Ruby, Rails, Firefox, Anime, Mac
Somewhat in relation to my last post on my search for new a webhost, I’ve switched from Perl-based MovableType to PHP-powered WordPress. The connection between hosting and the weblog script switch isn’t really obvious, but it will be once I tell you that the server “admin” on the dedicated server that I’m currently on (and sharing with several other guys) showed me that MovableType was causing MySQL load to spike. Not to mention the recent rash of comment spam, a particularly bad case totaling over 400 comment spam from a single source. I can imagine how the rebuilding frenzy brought the server to its metaphorical knees.
And that, my friends, is the technical reason I’m being booted from that dedicated server. I was spitting curses when requests to the codefront.net domain were redirected to a “suspended” page yesterday. It turned out that the server admin suspended my account intending to bring it back up, but forgot to. Anyway, I have been refunded my pre-payment for the next 5 months hosting (plus 1 month from July to August), and given my walking orders. So I am now looking for alternative hosting. Of course I don’t think I was being fairly treated, but I’m not going to argue my case here. My advice to you: if you share a dedicated server with several peeps, make sure you appoint a server admin and pay him for it. Have agreements (preferably in contract form) on what would cause account suspension and termination.
Having put that aside, let’s go back to the much more interesting “switch”.
WordPress. Ah written in a language I can understand. And having to tweak certain things to keep this blog as it was when running on MovableType made me delve into the source. And I realize that being based on b2 (another weblog script) has meant that WordPress has a lot of cruft to clean up. But working on a nightly build (2004-08-04), I could see that the developers are hard at work cleaning and firming up the code.
The main beef I have with WordPress is the way it has everything running of a single index.php page. Well, there isn’t anything really wrong with that, but having it this way makes the code a little more complicated when you have to differentiate between a single blog entry page and, say, a category page (which lists several entries and is sort of an index page). WordPress has this is_single() function to tell you which situation you are in. Which is good, except that it isn’t exposed to users. I had to look at the source code to discover that function. I’m not sure if it’s meant to be exposed, but here I am using it because there doesn’t seem to be another way to determine which of the 2 contexts the page being displayed is in. Let me know if I’m wrong here.
Anyway, I’m so glad I persevered and made the switch. It was tedious because the dedicated server was sometimes borked (there were times when FTP didn’t work, shell access definitely didn’t and Apache seemed to have gone down too) today.
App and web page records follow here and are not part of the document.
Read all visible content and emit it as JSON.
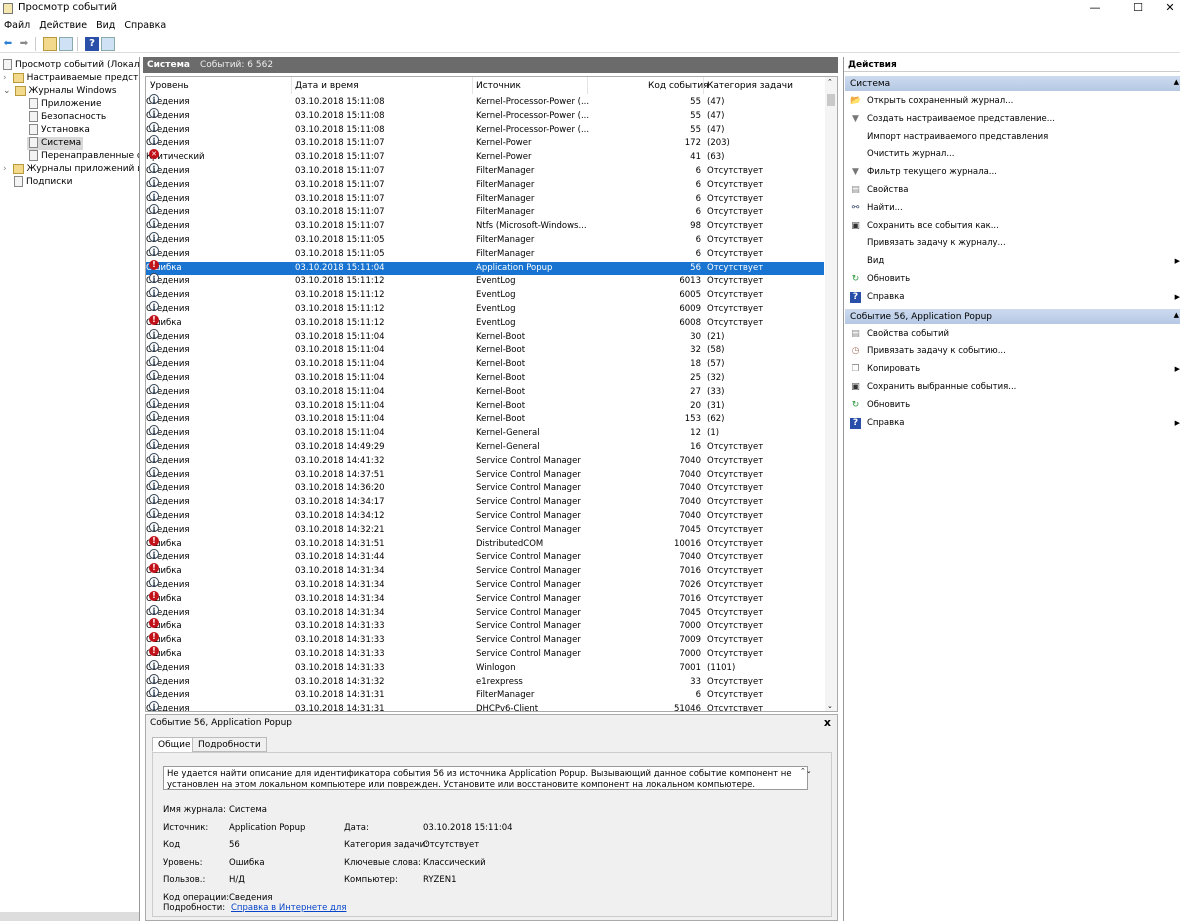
{
  "window": {
    "title": "Просмотр событий",
    "min": "—",
    "max": "☐",
    "close": "✕"
  },
  "menu": [
    "Файл",
    "Действие",
    "Вид",
    "Справка"
  ],
  "tree": {
    "root": "Просмотр событий (Локальный)",
    "custom": "Настраиваемые представления",
    "windows_logs": "Журналы Windows",
    "app": "Приложение",
    "security": "Безопасность",
    "setup": "Установка",
    "system": "Система",
    "forwarded": "Перенаправленные события",
    "app_logs": "Журналы приложений и служб",
    "subscriptions": "Подписки"
  },
  "center": {
    "log_name": "Система",
    "count": "Событий: 6 562",
    "columns": [
      "Уровень",
      "Дата и время",
      "Источник",
      "Код события",
      "Категория задачи"
    ],
    "selected_index": 12,
    "rows": [
      [
        "info",
        "Сведения",
        "03.10.2018 15:11:08",
        "Kernel-Processor-Power (...",
        "55",
        "(47)"
      ],
      [
        "info",
        "Сведения",
        "03.10.2018 15:11:08",
        "Kernel-Processor-Power (...",
        "55",
        "(47)"
      ],
      [
        "info",
        "Сведения",
        "03.10.2018 15:11:08",
        "Kernel-Processor-Power (...",
        "55",
        "(47)"
      ],
      [
        "info",
        "Сведения",
        "03.10.2018 15:11:07",
        "Kernel-Power",
        "172",
        "(203)"
      ],
      [
        "crit",
        "Критический",
        "03.10.2018 15:11:07",
        "Kernel-Power",
        "41",
        "(63)"
      ],
      [
        "info",
        "Сведения",
        "03.10.2018 15:11:07",
        "FilterManager",
        "6",
        "Отсутствует"
      ],
      [
        "info",
        "Сведения",
        "03.10.2018 15:11:07",
        "FilterManager",
        "6",
        "Отсутствует"
      ],
      [
        "info",
        "Сведения",
        "03.10.2018 15:11:07",
        "FilterManager",
        "6",
        "Отсутствует"
      ],
      [
        "info",
        "Сведения",
        "03.10.2018 15:11:07",
        "FilterManager",
        "6",
        "Отсутствует"
      ],
      [
        "info",
        "Сведения",
        "03.10.2018 15:11:07",
        "Ntfs (Microsoft-Windows...",
        "98",
        "Отсутствует"
      ],
      [
        "info",
        "Сведения",
        "03.10.2018 15:11:05",
        "FilterManager",
        "6",
        "Отсутствует"
      ],
      [
        "info",
        "Сведения",
        "03.10.2018 15:11:05",
        "FilterManager",
        "6",
        "Отсутствует"
      ],
      [
        "err",
        "Ошибка",
        "03.10.2018 15:11:04",
        "Application Popup",
        "56",
        "Отсутствует"
      ],
      [
        "info",
        "Сведения",
        "03.10.2018 15:11:12",
        "EventLog",
        "6013",
        "Отсутствует"
      ],
      [
        "info",
        "Сведения",
        "03.10.2018 15:11:12",
        "EventLog",
        "6005",
        "Отсутствует"
      ],
      [
        "info",
        "Сведения",
        "03.10.2018 15:11:12",
        "EventLog",
        "6009",
        "Отсутствует"
      ],
      [
        "err",
        "Ошибка",
        "03.10.2018 15:11:12",
        "EventLog",
        "6008",
        "Отсутствует"
      ],
      [
        "info",
        "Сведения",
        "03.10.2018 15:11:04",
        "Kernel-Boot",
        "30",
        "(21)"
      ],
      [
        "info",
        "Сведения",
        "03.10.2018 15:11:04",
        "Kernel-Boot",
        "32",
        "(58)"
      ],
      [
        "info",
        "Сведения",
        "03.10.2018 15:11:04",
        "Kernel-Boot",
        "18",
        "(57)"
      ],
      [
        "info",
        "Сведения",
        "03.10.2018 15:11:04",
        "Kernel-Boot",
        "25",
        "(32)"
      ],
      [
        "info",
        "Сведения",
        "03.10.2018 15:11:04",
        "Kernel-Boot",
        "27",
        "(33)"
      ],
      [
        "info",
        "Сведения",
        "03.10.2018 15:11:04",
        "Kernel-Boot",
        "20",
        "(31)"
      ],
      [
        "info",
        "Сведения",
        "03.10.2018 15:11:04",
        "Kernel-Boot",
        "153",
        "(62)"
      ],
      [
        "info",
        "Сведения",
        "03.10.2018 15:11:04",
        "Kernel-General",
        "12",
        "(1)"
      ],
      [
        "info",
        "Сведения",
        "03.10.2018 14:49:29",
        "Kernel-General",
        "16",
        "Отсутствует"
      ],
      [
        "info",
        "Сведения",
        "03.10.2018 14:41:32",
        "Service Control Manager",
        "7040",
        "Отсутствует"
      ],
      [
        "info",
        "Сведения",
        "03.10.2018 14:37:51",
        "Service Control Manager",
        "7040",
        "Отсутствует"
      ],
      [
        "info",
        "Сведения",
        "03.10.2018 14:36:20",
        "Service Control Manager",
        "7040",
        "Отсутствует"
      ],
      [
        "info",
        "Сведения",
        "03.10.2018 14:34:17",
        "Service Control Manager",
        "7040",
        "Отсутствует"
      ],
      [
        "info",
        "Сведения",
        "03.10.2018 14:34:12",
        "Service Control Manager",
        "7040",
        "Отсутствует"
      ],
      [
        "info",
        "Сведения",
        "03.10.2018 14:32:21",
        "Service Control Manager",
        "7045",
        "Отсутствует"
      ],
      [
        "err",
        "Ошибка",
        "03.10.2018 14:31:51",
        "DistributedCOM",
        "10016",
        "Отсутствует"
      ],
      [
        "info",
        "Сведения",
        "03.10.2018 14:31:44",
        "Service Control Manager",
        "7040",
        "Отсутствует"
      ],
      [
        "err",
        "Ошибка",
        "03.10.2018 14:31:34",
        "Service Control Manager",
        "7016",
        "Отсутствует"
      ],
      [
        "info",
        "Сведения",
        "03.10.2018 14:31:34",
        "Service Control Manager",
        "7026",
        "Отсутствует"
      ],
      [
        "err",
        "Ошибка",
        "03.10.2018 14:31:34",
        "Service Control Manager",
        "7016",
        "Отсутствует"
      ],
      [
        "info",
        "Сведения",
        "03.10.2018 14:31:34",
        "Service Control Manager",
        "7045",
        "Отсутствует"
      ],
      [
        "err",
        "Ошибка",
        "03.10.2018 14:31:33",
        "Service Control Manager",
        "7000",
        "Отсутствует"
      ],
      [
        "err",
        "Ошибка",
        "03.10.2018 14:31:33",
        "Service Control Manager",
        "7009",
        "Отсутствует"
      ],
      [
        "err",
        "Ошибка",
        "03.10.2018 14:31:33",
        "Service Control Manager",
        "7000",
        "Отсутствует"
      ],
      [
        "info",
        "Сведения",
        "03.10.2018 14:31:33",
        "Winlogon",
        "7001",
        "(1101)"
      ],
      [
        "info",
        "Сведения",
        "03.10.2018 14:31:32",
        "e1rexpress",
        "33",
        "Отсутствует"
      ],
      [
        "info",
        "Сведения",
        "03.10.2018 14:31:31",
        "FilterManager",
        "6",
        "Отсутствует"
      ],
      [
        "info",
        "Сведения",
        "03.10.2018 14:31:31",
        "DHCPv6-Client",
        "51046",
        "Отсутствует"
      ]
    ]
  },
  "detail": {
    "title": "Событие 56, Application Popup",
    "close": "x",
    "tabs": [
      "Общие",
      "Подробности"
    ],
    "description": "Не удается найти описание для идентификатора события 56 из источника Application Popup. Вызывающий данное событие компонент не установлен на этом локальном компьютере или поврежден. Установите или восстановите компонент на локальном компьютере.",
    "fields": {
      "log_label": "Имя журнала:",
      "log": "Система",
      "source_label": "Источник:",
      "source": "Application Popup",
      "date_label": "Дата:",
      "date": "03.10.2018 15:11:04",
      "code_label": "Код",
      "code": "56",
      "category_label": "Категория задачи:",
      "category": "Отсутствует",
      "level_label": "Уровень:",
      "level": "Ошибка",
      "keywords_label": "Ключевые слова:",
      "keywords": "Классический",
      "user_label": "Пользов.:",
      "user": "Н/Д",
      "computer_label": "Компьютер:",
      "computer": "RYZEN1",
      "opcode_label": "Код операции:",
      "opcode": "Сведения",
      "more_label": "Подробности:",
      "more_link": "Справка в Интернете для"
    }
  },
  "actions": {
    "title": "Действия",
    "section1": "Система",
    "items1": [
      {
        "icon": "open-folder",
        "label": "Открыть сохраненный журнал...",
        "sub": false
      },
      {
        "icon": "filter",
        "label": "Создать настраиваемое представление...",
        "sub": false
      },
      {
        "icon": "",
        "label": "Импорт настраиваемого представления",
        "sub": false
      },
      {
        "icon": "",
        "label": "Очистить журнал...",
        "sub": false
      },
      {
        "icon": "filter",
        "label": "Фильтр текущего журнала...",
        "sub": false
      },
      {
        "icon": "properties",
        "label": "Свойства",
        "sub": false
      },
      {
        "icon": "binoculars",
        "label": "Найти...",
        "sub": false
      },
      {
        "icon": "save",
        "label": "Сохранить все события как...",
        "sub": false
      },
      {
        "icon": "",
        "label": "Привязать задачу к журналу...",
        "sub": false
      },
      {
        "icon": "",
        "label": "Вид",
        "sub": true
      },
      {
        "icon": "refresh",
        "label": "Обновить",
        "sub": false
      },
      {
        "icon": "help",
        "label": "Справка",
        "sub": true
      }
    ],
    "section2": "Событие 56, Application Popup",
    "items2": [
      {
        "icon": "properties",
        "label": "Свойства событий",
        "sub": false
      },
      {
        "icon": "task",
        "label": "Привязать задачу к событию...",
        "sub": false
      },
      {
        "icon": "copy",
        "label": "Копировать",
        "sub": true
      },
      {
        "icon": "save",
        "label": "Сохранить выбранные события...",
        "sub": false
      },
      {
        "icon": "refresh",
        "label": "Обновить",
        "sub": false
      },
      {
        "icon": "help",
        "label": "Справка",
        "sub": true
      }
    ]
  },
  "colors": {
    "selection": "#1874d0",
    "header": "#6b6b6b",
    "error": "#c1121a",
    "link": "#0645c8"
  }
}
But other than that, being able to read and understand the source code of WordPress is a very, very uplifting feeling. It makes me want to contribute as a developer.
In short, I’m happier because:
Time to submit some bugs to WordPress Mosquito.